‘I Got Nobody’: Scholars of Gun Violence Describe Their Lonely Battles

October 05, 2015

AP Photo/John Locher
Umpqua Community College reopened on a limited basis on Monday, four days after eight students and one professor were killed in a classroom shooting. The massacre renewed debate about the nation's fraught relationship with guns and gun violence.
The painful and predictable pattern has started all over again. A mass shooting at a college campus — this time, Umpqua Community College, in Oregon — followed by various accounts of the victims’ violent end and speculation about the shooter’s motive. Then the public and political debate, or what passes for debate, on a topic that seems to divide the country so deeply.

Most of the news-media focus is on the studied pronouncements of political candidates, but what about the voices of those who actually study the causes of — and possible solutions to — gun violence? Are they frustrated at the tenor of the public debate or the lack of political will to change policy?

Philip J. Cook, of Duke University, and David Hemenway, of Harvard University are two scholars who research the topic. While both take the long view that their work will eventually inform changes in gun-control policy, they also share their frustrations about the lack of scholarly attention to the topic and the sometimes vitriolic public response to their research.

The Chronicle spoke with both researchers. Below are edited excerpts of the conversations:

Mr. Cook, a professor of public-policy studies and economics and sociology, says he began his study of gun violence in the mid-1970s. But his perspective has changed from that of a dispassionate researcher of raw data to someone who evaluates the successes and failures of public policy.

My batting average throughout my career has been pretty abysmal. Another area I’ve worked on is alcohol taxation, and the last time Congress raised the alcohol tax was 1991. Actual alcohol taxes have gone down, considering inflation, but I have the respectful attention of other scholars and public-health advocates.

If you go into this with a long time horizon, perhaps you can be content to be part of the discussion and laying the foundation with the hope that someday the window will open. That’s where I would find some justification for continuing to work in this area. It’s not a matter of seeing results in the policy domain in the next 10 or 20 years, but maybe in the next generation.

There is also a personal side to this, which is not just a question of whether the research is influential. It’s also about, What does it mean to be exposed to the debate? One thing that seems to be true in my experience is that the pro-gun people always are very quick to write letters to the editor or to members of Congress about people like me who, they say, are biased or stupid.

It’s an experience I haven’t had in other areas, and that has been particularly painful, because advocates for moderate regulation do not necessarily see me as a friend or ally because some of my work undercuts their positions. So, I got nobody.

Mr. Hemenway is a professor of health policy and director of Harvard’s Injury Control Research Center. His 2006 book, Private Guns, Public Health, interprets gun violence from a public-health perspective.

I’d say, in my academic career, I’m always looking for areas where I thought I could contribute a lot because it was underresearched. The problem is that there is a real reason these things are underresearched: Often there’s no money or data, or there is a big pushback.

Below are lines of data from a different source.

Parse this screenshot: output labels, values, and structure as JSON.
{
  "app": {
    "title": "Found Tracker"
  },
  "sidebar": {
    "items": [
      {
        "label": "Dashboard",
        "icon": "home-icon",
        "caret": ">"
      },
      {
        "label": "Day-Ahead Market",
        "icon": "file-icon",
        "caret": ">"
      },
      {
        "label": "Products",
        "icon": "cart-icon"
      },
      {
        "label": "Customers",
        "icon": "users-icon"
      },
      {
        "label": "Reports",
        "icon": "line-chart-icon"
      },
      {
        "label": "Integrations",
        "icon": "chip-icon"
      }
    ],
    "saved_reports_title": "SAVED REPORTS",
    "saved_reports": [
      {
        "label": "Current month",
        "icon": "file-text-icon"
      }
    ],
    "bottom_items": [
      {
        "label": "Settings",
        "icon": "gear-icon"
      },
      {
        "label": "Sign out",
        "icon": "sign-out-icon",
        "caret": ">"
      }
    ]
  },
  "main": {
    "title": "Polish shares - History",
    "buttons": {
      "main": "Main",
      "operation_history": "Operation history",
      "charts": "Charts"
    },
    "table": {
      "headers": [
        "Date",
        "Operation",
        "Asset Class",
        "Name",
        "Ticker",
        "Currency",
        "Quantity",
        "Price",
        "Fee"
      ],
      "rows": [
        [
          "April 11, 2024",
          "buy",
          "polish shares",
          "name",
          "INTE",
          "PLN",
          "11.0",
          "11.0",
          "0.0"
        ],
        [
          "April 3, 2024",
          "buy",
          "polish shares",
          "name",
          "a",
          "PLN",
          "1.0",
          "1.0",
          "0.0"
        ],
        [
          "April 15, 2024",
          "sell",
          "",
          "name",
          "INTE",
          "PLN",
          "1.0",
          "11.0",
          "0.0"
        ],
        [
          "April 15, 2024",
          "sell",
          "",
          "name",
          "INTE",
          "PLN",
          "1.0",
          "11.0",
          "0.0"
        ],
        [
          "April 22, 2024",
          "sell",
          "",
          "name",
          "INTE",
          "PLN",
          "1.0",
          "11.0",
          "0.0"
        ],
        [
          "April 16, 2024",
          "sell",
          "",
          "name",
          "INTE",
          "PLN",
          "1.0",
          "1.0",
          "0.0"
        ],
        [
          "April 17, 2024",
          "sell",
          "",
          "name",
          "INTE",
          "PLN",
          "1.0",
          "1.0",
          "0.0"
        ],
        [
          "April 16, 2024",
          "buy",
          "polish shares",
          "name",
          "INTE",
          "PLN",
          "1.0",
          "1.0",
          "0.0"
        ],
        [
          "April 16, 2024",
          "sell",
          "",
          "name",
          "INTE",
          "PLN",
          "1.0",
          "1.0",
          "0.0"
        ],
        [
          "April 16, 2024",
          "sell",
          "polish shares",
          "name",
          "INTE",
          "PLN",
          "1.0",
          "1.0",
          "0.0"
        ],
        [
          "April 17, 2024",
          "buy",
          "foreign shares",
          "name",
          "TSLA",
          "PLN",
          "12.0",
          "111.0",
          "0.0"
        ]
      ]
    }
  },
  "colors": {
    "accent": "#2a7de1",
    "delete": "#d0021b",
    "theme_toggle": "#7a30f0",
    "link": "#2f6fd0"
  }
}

Given that we have so many guns and such a big problem, we need lots of research. I’m at a soft-money school [at which research money comes from outside contributors, not from the institution itself], so that’s an issue. It’s so much easier to raise money for HIV research or obesity research, but guns is not easy to raise money for.

The other thing is, I get all these crazy emails. If I was doing obesity research, I just don’t think I’d get as many. But what keeps me going is that I love the students and I love doing the research. There’s so many success stories in public health.

I wrote this book on success stories in injury and violence prevention … and basically, all the successes, as far as I can tell, there have been people against them. You name it, from in the 1800s. The sanitation revolution — it’s hard to believe that there were people against that. There are people against fluoridation and immunization, airbags and seat belts. You name it. Even helping to get dog poop out of the street in the cities.

A friend of mine has pushed his whole life for fire-safe cigarettes. How can you be against this? But people are.

I’m actually much more optimistic about guns because there have been so many successes. Over time the world has been made safer in so many ways.

Eric Kelderman writes about money and accountability in higher education, including such areas as state policy, accreditation, and legal affairs. You can find him on Twitter @etkeld, or email him at